§ ABOUT THIS TASK
The lines to copy are those with "SHARED" in them. Pull each one from the entries below.
BEGIN DATA IN THIS EXERCISE
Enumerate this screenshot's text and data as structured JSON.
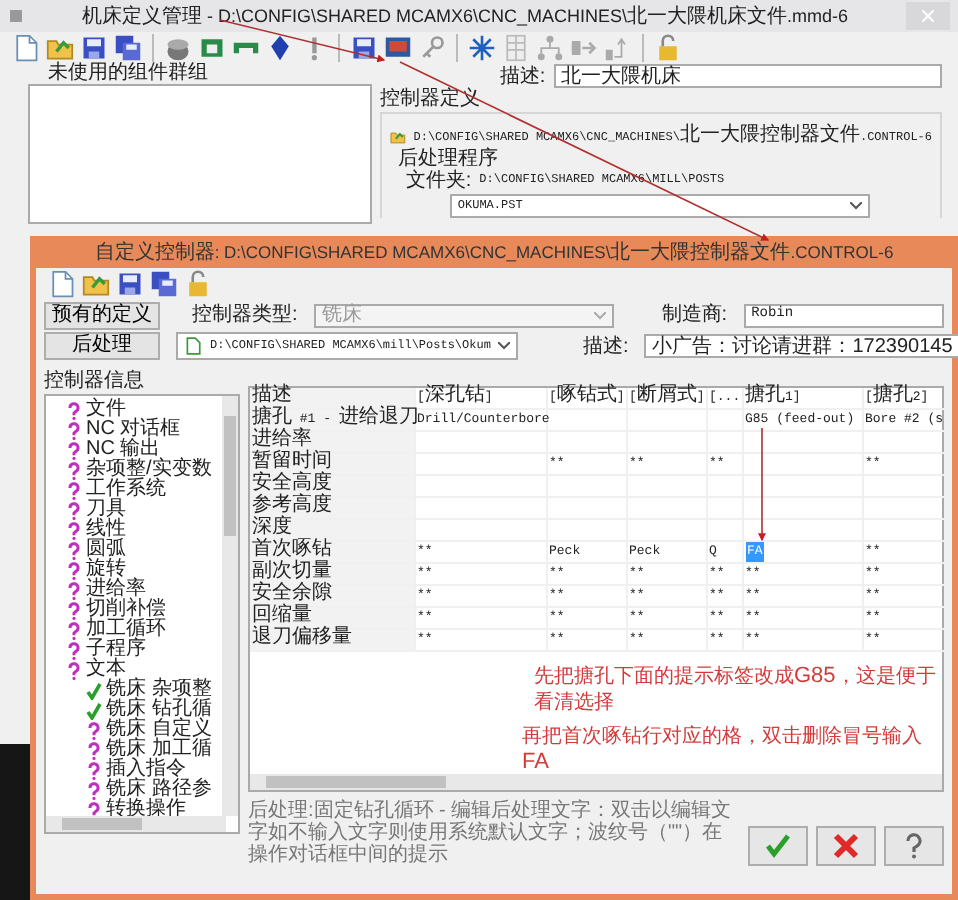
{
  "main_window": {
    "title": "机床定义管理 - D:\\CONFIG\\SHARED MCAMX6\\CNC_MACHINES\\北一大隈机床文件.mmd-6",
    "unused_groups_label": "未使用的组件群组",
    "description_label": "描述:",
    "description": "北一大隈机床",
    "control_definition_label": "控制器定义",
    "control_file": "D:\\CONFIG\\SHARED MCAMX6\\CNC_MACHINES\\北一大隈控制器文件.CONTROL-6",
    "post_label": "后处理程序",
    "folder_label": "文件夹:",
    "folder": "D:\\CONFIG\\SHARED MCAMX6\\MILL\\POSTS",
    "post_file": "OKUMA.PST"
  },
  "dialog": {
    "title": "自定义控制器: D:\\CONFIG\\SHARED MCAMX6\\CNC_MACHINES\\北一大隈控制器文件.CONTROL-6",
    "existing_button": "预有的定义",
    "post_button": "后处理",
    "control_type_label": "控制器类型:",
    "control_type": {
      "value": "铣床",
      "disabled": true
    },
    "post_path": "D:\\CONFIG\\SHARED MCAMX6\\mill\\Posts\\Okum",
    "maker_label": "制造商:",
    "maker": "Robin",
    "description_label": "描述:",
    "description": "小广告：讨论请进群：172390145",
    "tree_label": "控制器信息",
    "tree": [
      {
        "label": "文件",
        "kind": "question"
      },
      {
        "label": "NC 对话框",
        "kind": "question"
      },
      {
        "label": "NC 输出",
        "kind": "question"
      },
      {
        "label": "杂项整/实变数",
        "kind": "question"
      },
      {
        "label": "工作系统",
        "kind": "question"
      },
      {
        "label": "刀具",
        "kind": "question"
      },
      {
        "label": "线性",
        "kind": "question"
      },
      {
        "label": "圆弧",
        "kind": "question"
      },
      {
        "label": "旋转",
        "kind": "question"
      },
      {
        "label": "进给率",
        "kind": "question"
      },
      {
        "label": "切削补偿",
        "kind": "question"
      },
      {
        "label": "加工循环",
        "kind": "question"
      },
      {
        "label": "子程序",
        "kind": "question"
      },
      {
        "label": "文本",
        "kind": "question",
        "expanded": true,
        "children": [
          {
            "label": "铣床 杂项整",
            "kind": "check"
          },
          {
            "label": "铣床 钻孔循",
            "kind": "check"
          },
          {
            "label": "铣床 自定义",
            "kind": "question"
          },
          {
            "label": "铣床 加工循",
            "kind": "question"
          },
          {
            "label": "插入指令",
            "kind": "question"
          },
          {
            "label": "铣床 路径参",
            "kind": "question"
          },
          {
            "label": "转换操作",
            "kind": "question"
          }
        ]
      }
    ],
    "table": {
      "label_header": "描述",
      "columns": [
        "[深孔钻]",
        "[啄钻式]",
        "[断屑式]",
        "[...",
        "搪孔1]",
        "[搪孔2]"
      ],
      "rows": [
        {
          "label": "搪孔 #1 - 进给退刀",
          "cells": [
            {
              "text": "Drill/Counterbore",
              "selected": false
            },
            {
              "selected": false
            },
            {
              "selected": false
            },
            {
              "selected": false
            },
            {
              "text": "G85 (feed-out)",
              "selected": false
            },
            {
              "text": "Bore #2 (s",
              "selected": false
            }
          ]
        },
        {
          "label": "进给率",
          "cells": [
            {
              "selected": false
            },
            {
              "selected": false
            },
            {
              "selected": false
            },
            {
              "selected": false
            },
            {
              "selected": false
            },
            {
              "selected": false
            }
          ]
        },
        {
          "label": "暂留时间",
          "cells": [
            {
              "selected": false
            },
            {
              "text": "**",
              "selected": false
            },
            {
              "text": "**",
              "selected": false
            },
            {
              "text": "**",
              "selected": false
            },
            {
              "selected": false
            },
            {
              "text": "**",
              "selected": false
            }
          ]
        },
        {
          "label": "安全高度",
          "cells": [
            {
              "selected": false
            },
            {
              "selected": false
            },
            {
              "selected": false
            },
            {
              "selected": false
            },
            {
              "selected": false
            },
            {
              "selected": false
            }
          ]
        },
        {
          "label": "参考高度",
          "cells": [
            {
              "selected": false
            },
            {
              "selected": false
            },
            {
              "selected": false
            },
            {
              "selected": false
            },
            {
              "selected": false
            },
            {
              "selected": false
            }
          ]
        },
        {
          "label": "深度",
          "cells": [
            {
              "selected": false
            },
            {
              "selected": false
            },
            {
              "selected": false
            },
            {
              "selected": false
            },
            {
              "selected": false
            },
            {
              "selected": false
            }
          ]
        },
        {
          "label": "首次啄钻",
          "cells": [
            {
              "text": "**",
              "selected": false
            },
            {
              "text": "Peck",
              "selected": false
            },
            {
              "text": "Peck",
              "selected": false
            },
            {
              "text": "Q",
              "selected": false
            },
            {
              "text": "FA",
              "selected": true
            },
            {
              "text": "**",
              "selected": false
            }
          ]
        },
        {
          "label": "副次切量",
          "cells": [
            {
              "text": "**",
              "selected": false
            },
            {
              "text": "**",
              "selected": false
            },
            {
              "text": "**",
              "selected": false
            },
            {
              "text": "**",
              "selected": false
            },
            {
              "text": "**",
              "selected": false
            },
            {
              "text": "**",
              "selected": false
            }
          ]
        },
        {
          "label": "安全余隙",
          "cells": [
            {
              "text": "**",
              "selected": false
            },
            {
              "text": "**",
              "selected": false
            },
            {
              "text": "**",
              "selected": false
            },
            {
              "text": "**",
              "selected": false
            },
            {
              "text": "**",
              "selected": false
            },
            {
              "text": "**",
              "selected": false
            }
          ]
        },
        {
          "label": "回缩量",
          "cells": [
            {
              "text": "**",
              "selected": false
            },
            {
              "text": "**",
              "selected": false
            },
            {
              "text": "**",
              "selected": false
            },
            {
              "text": "**",
              "selected": false
            },
            {
              "text": "**",
              "selected": false
            },
            {
              "text": "**",
              "selected": false
            }
          ]
        },
        {
          "label": "退刀偏移量",
          "cells": [
            {
              "text": "**",
              "selected": false
            },
            {
              "text": "**",
              "selected": false
            },
            {
              "text": "**",
              "selected": false
            },
            {
              "text": "**",
              "selected": false
            },
            {
              "text": "**",
              "selected": false
            },
            {
              "text": "**",
              "selected": false
            }
          ]
        }
      ]
    },
    "annotations": [
      "先把搪孔下面的提示标签改成G85，这是便于看清选择",
      "再把首次啄钻行对应的格，双击删除冒号输入 FA"
    ],
    "help_text": "后处理:固定钻孔循环 - 编辑后处理文字：双击以编辑文字如不输入文字则使用系统默认文字；波纹号（\"\"）在操作对话框中间的提示",
    "buttons": [
      {
        "kind": "ok"
      },
      {
        "kind": "cancel"
      },
      {
        "kind": "help"
      }
    ]
  }
}
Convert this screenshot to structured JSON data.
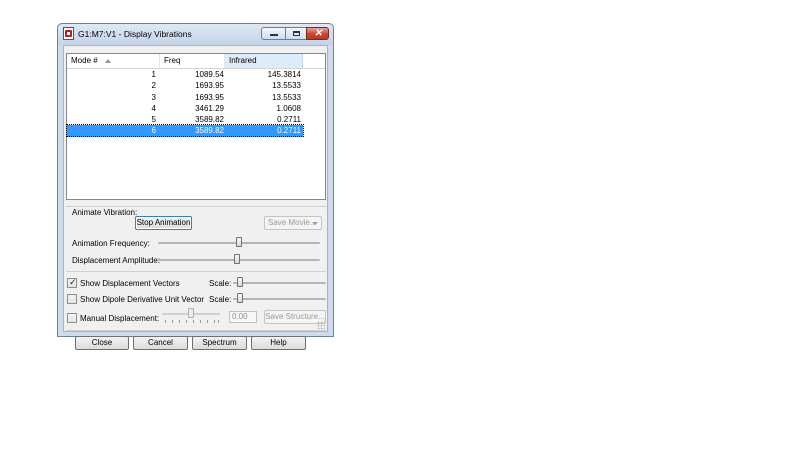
{
  "window": {
    "title": "G1:M7:V1 - Display Vibrations"
  },
  "table": {
    "headers": {
      "mode": "Mode #",
      "freq": "Freq",
      "infrared": "Infrared"
    },
    "rows": [
      {
        "mode": "1",
        "freq": "1089.54",
        "infrared": "145.3814"
      },
      {
        "mode": "2",
        "freq": "1693.95",
        "infrared": "13.5533"
      },
      {
        "mode": "3",
        "freq": "1693.95",
        "infrared": "13.5533"
      },
      {
        "mode": "4",
        "freq": "3461.29",
        "infrared": "1.0608"
      },
      {
        "mode": "5",
        "freq": "3589.82",
        "infrared": "0.2711"
      },
      {
        "mode": "6",
        "freq": "3589.82",
        "infrared": "0.2711"
      }
    ],
    "selected_mode": "6"
  },
  "animate": {
    "label": "Animate Vibration:",
    "stop_label": "Stop Animation",
    "save_movie_label": "Save Movie...",
    "frequency_label": "Animation Frequency:",
    "frequency_level": 0.5,
    "amplitude_label": "Displacement Amplitude:",
    "amplitude_level": 0.49
  },
  "vectors": {
    "displacement_label": "Show Displacement Vectors",
    "displacement_checked": true,
    "dipole_label": "Show Dipole Derivative Unit Vector",
    "dipole_checked": false,
    "scale_label": "Scale:",
    "scale1_level": 0.05,
    "scale2_level": 0.05
  },
  "manual": {
    "label": "Manual Displacement:",
    "checked": false,
    "value": "0.00",
    "save_structure_label": "Save Structure...",
    "level": 0.5
  },
  "buttons": {
    "close": "Close",
    "cancel": "Cancel",
    "spectrum": "Spectrum",
    "help": "Help"
  }
}
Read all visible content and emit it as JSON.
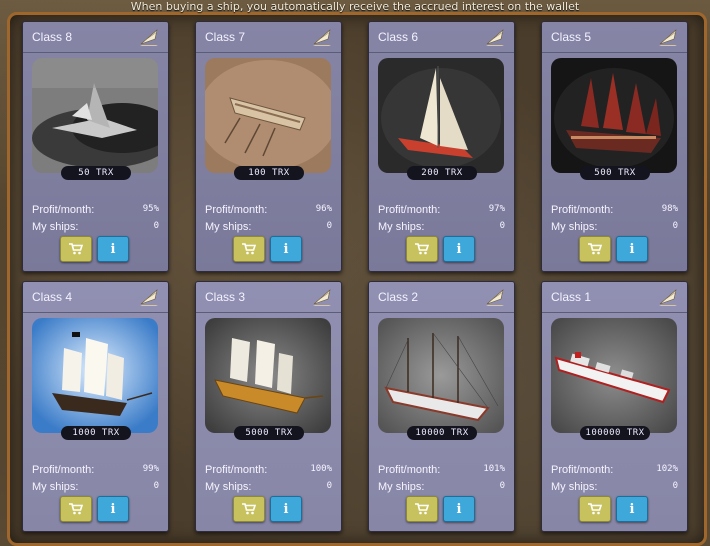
{
  "notice": "When buying a ship, you automatically receive the accrued interest on the wallet",
  "labels": {
    "profit": "Profit/month:",
    "ships": "My ships:"
  },
  "info_glyph": "i",
  "icons": {
    "header": "sail-icon",
    "buy": "cart-icon",
    "info": "info-icon"
  },
  "colors": {
    "card": "#8685a6",
    "buy_button": "#c8c25e",
    "info_button": "#3fa8da",
    "frame": "#a0672c",
    "price_badge": "#14141e"
  },
  "cards": [
    {
      "class": "Class 8",
      "price": "50 TRX",
      "profit": "95%",
      "ships": "0"
    },
    {
      "class": "Class 7",
      "price": "100 TRX",
      "profit": "96%",
      "ships": "0"
    },
    {
      "class": "Class 6",
      "price": "200 TRX",
      "profit": "97%",
      "ships": "0"
    },
    {
      "class": "Class 5",
      "price": "500 TRX",
      "profit": "98%",
      "ships": "0"
    },
    {
      "class": "Class 4",
      "price": "1000 TRX",
      "profit": "99%",
      "ships": "0"
    },
    {
      "class": "Class 3",
      "price": "5000 TRX",
      "profit": "100%",
      "ships": "0"
    },
    {
      "class": "Class 2",
      "price": "10000 TRX",
      "profit": "101%",
      "ships": "0"
    },
    {
      "class": "Class 1",
      "price": "100000 TRX",
      "profit": "102%",
      "ships": "0"
    }
  ]
}
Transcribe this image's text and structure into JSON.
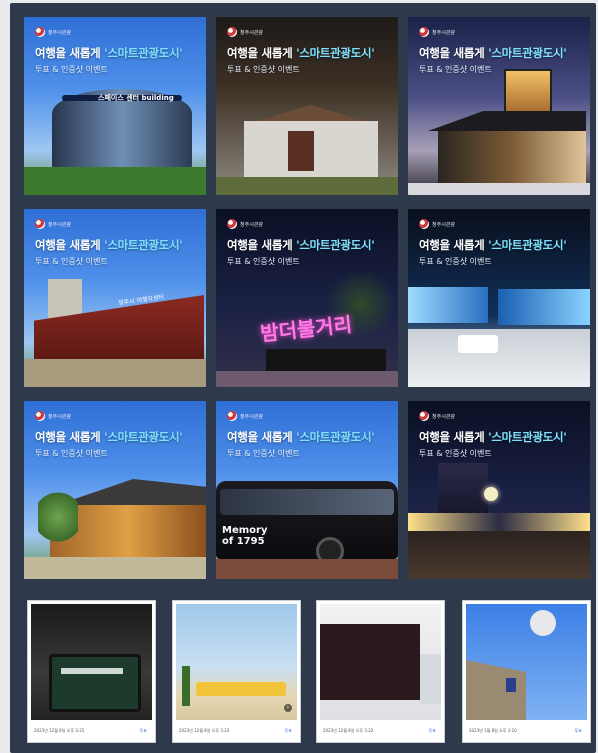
{
  "banner": {
    "brand": "청주시관광",
    "headline_prefix": "여행을 새롭게 ",
    "headline_highlight": "'스마트관광도시'",
    "subline": "투표 & 인증샷 이벤트"
  },
  "tiles": [
    {
      "id": 1,
      "scene": "스페이스 센터 building"
    },
    {
      "id": 2,
      "scene": "historic house"
    },
    {
      "id": 3,
      "scene": "glass pavilion night"
    },
    {
      "id": 4,
      "scene": "청주시 여행자센터",
      "sign": "청주시 여행자센터"
    },
    {
      "id": 5,
      "scene": "neon sign",
      "sign": "밤더불거리"
    },
    {
      "id": 6,
      "scene": "media art hall"
    },
    {
      "id": 7,
      "scene": "hanok pavilion"
    },
    {
      "id": 8,
      "scene": "tour bus",
      "sign": "Memory of 1795"
    },
    {
      "id": 9,
      "scene": "night lake"
    }
  ],
  "cards": [
    {
      "date": "2023년 12월 8일 오후 3:25",
      "action": "투표"
    },
    {
      "date": "2023년 12월 8일 오후 3:23",
      "action": "투표"
    },
    {
      "date": "2023년 12월 8일 오후 3:22",
      "action": "투표"
    },
    {
      "date": "2023년 1월 8일 오후 3:20",
      "action": "투표"
    }
  ],
  "colors": {
    "frame": "#2e3a4c",
    "highlight": "#7ee3ff",
    "action": "#3a6fe0"
  }
}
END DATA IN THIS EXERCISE
§ RESPONSE TO THIS TASK
    "title": "机床定义管理 - D:\\CONFIG\\SHARED MCAMX6\\CNC_MACHINES\\北一大隈机床文件.mmd-6",
    "control_file": "D:\\CONFIG\\SHARED MCAMX6\\CNC_MACHINES\\北一大隈控制器文件.CONTROL-6",
    "folder": "D:\\CONFIG\\SHARED MCAMX6\\MILL\\POSTS",
    "title": "自定义控制器: D:\\CONFIG\\SHARED MCAMX6\\CNC_MACHINES\\北一大隈控制器文件.CONTROL-6",
    "post_path": "D:\\CONFIG\\SHARED MCAMX6\\mill\\Posts\\Okum",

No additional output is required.